ScholarWorks > HHS > Social Work > JSSW > Vol. 37 > Iss. 2 (2010)
Affordable housing, extended-stay hotel, liminality, social work
As a result of unaffordable housing, many of America's working poor are forced to seek shelter in hotels to avoid homelessness. The concept of liminality has been used in discussions of place to describe the subjective experience of feeling in-between two states of being. Research is scant on the liminal experiences of low-income hotel residents, who are culturally invisible in society. This paper draws from data qualitatively collected via semi-structured interviews from ten low-income residents living in an extended-stay hotel. Descriptions of these residential experiences are presented along with recommendations for social workers practicing with families in this liminal situation.
Wingate-Lewinson, Terri; Hopps, June Gary; and Reeves, Patricia
"Liminal Living at an Extended Stay Hotel: Feeling "Stuck" in a Housing Solution,"

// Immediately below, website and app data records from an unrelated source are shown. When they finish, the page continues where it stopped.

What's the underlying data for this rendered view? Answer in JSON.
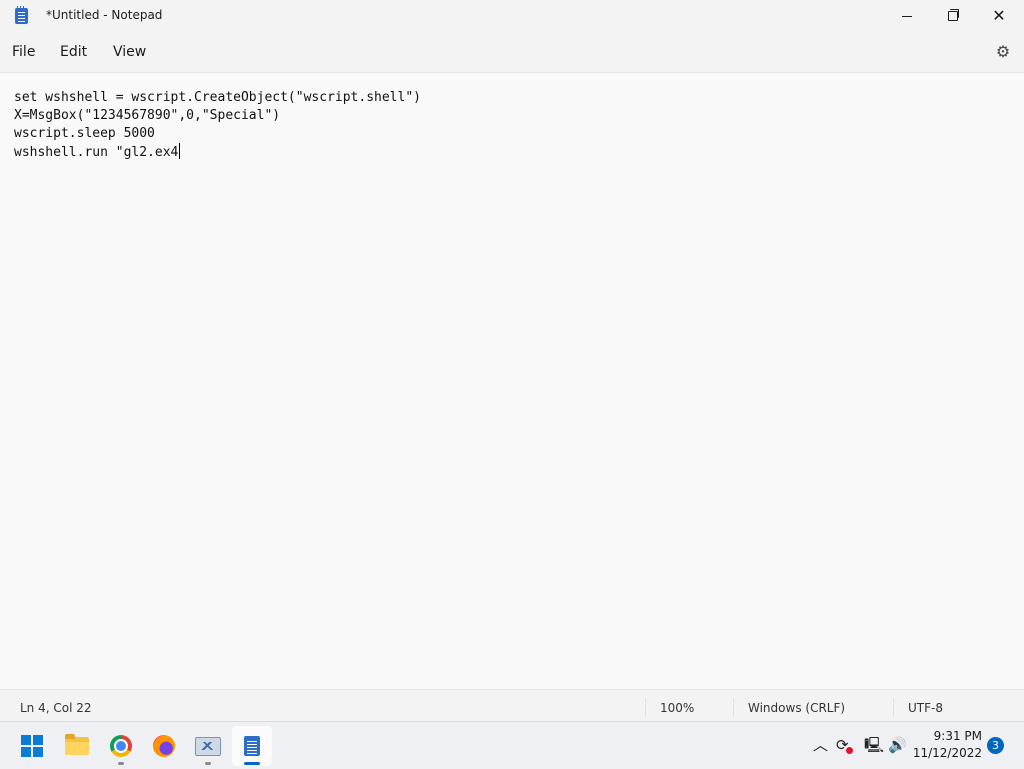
{
  "window": {
    "title": "*Untitled - Notepad",
    "app_icon": "notepad-icon",
    "controls": {
      "minimize": "minimize-icon",
      "maximize": "restore-icon",
      "close": "close-icon"
    }
  },
  "menu": {
    "file": "File",
    "edit": "Edit",
    "view": "View",
    "settings_icon": "gear-icon"
  },
  "editor": {
    "lines": [
      "set wshshell = wscript.CreateObject(\"wscript.shell\")",
      "X=MsgBox(\"1234567890\",0,\"Special\")",
      "wscript.sleep 5000",
      "wshshell.run \"gl2.ex4"
    ]
  },
  "status": {
    "position": "Ln 4, Col 22",
    "zoom": "100%",
    "line_ending": "Windows (CRLF)",
    "encoding": "UTF-8"
  },
  "taskbar": {
    "apps": [
      "start-icon",
      "file-explorer-icon",
      "chrome-icon",
      "firefox-icon",
      "resource-monitor-icon",
      "notepad-icon"
    ],
    "active_app": "notepad-icon",
    "tray": {
      "time": "9:31 PM",
      "date": "11/12/2022",
      "notifications": "3"
    }
  },
  "colors": {
    "accent": "#0067c0",
    "window_bg": "#f9f9f9",
    "chrome_bg": "#f3f3f3"
  }
}
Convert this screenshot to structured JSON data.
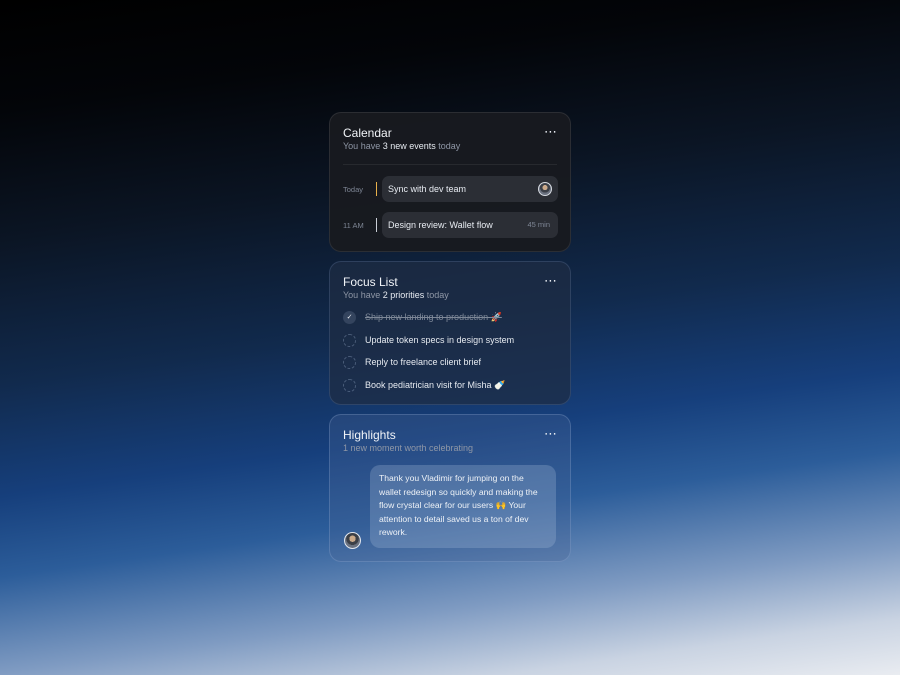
{
  "calendar": {
    "title": "Calendar",
    "subtitle_prefix": "You have ",
    "subtitle_bold": "3 new events",
    "subtitle_suffix": " today",
    "more_icon": "⋯",
    "events": [
      {
        "time": "Today",
        "title": "Sync with dev team",
        "duration": "",
        "accent": "#e8b04a"
      },
      {
        "time": "11 AM",
        "title": "Design review: Wallet flow",
        "duration": "45 min",
        "accent": "#c9ced6"
      }
    ]
  },
  "focus": {
    "title": "Focus List",
    "subtitle_prefix": "You have ",
    "subtitle_bold": "2 priorities",
    "subtitle_suffix": " today",
    "more_icon": "⋯",
    "tasks": [
      {
        "label": "Ship new landing to production 🚀",
        "done": true,
        "check_icon": "✓"
      },
      {
        "label": "Update token specs in design system",
        "done": false
      },
      {
        "label": "Reply to freelance client brief",
        "done": false
      },
      {
        "label": "Book pediatrician visit for Misha 🍼",
        "done": false
      }
    ]
  },
  "highlights": {
    "title": "Highlights",
    "subtitle": "1 new moment worth celebrating",
    "more_icon": "⋯",
    "message": "Thank you Vladimir for jumping on the wallet redesign so quickly and making the flow crystal clear for our users 🙌 Your attention to detail saved us a ton of dev rework."
  }
}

The Journal of Sociology & Social Welfare: Vol. 37:
2, Article 2.
Available at: https://scholarworks.wmich.edu/jssw/vol37/iss2/2
You may need to log in to your campus proxy before being granted access to the full-text above.
Civic and Community Engagement Commons, Inequality and Stratification Commons, Social Work Commons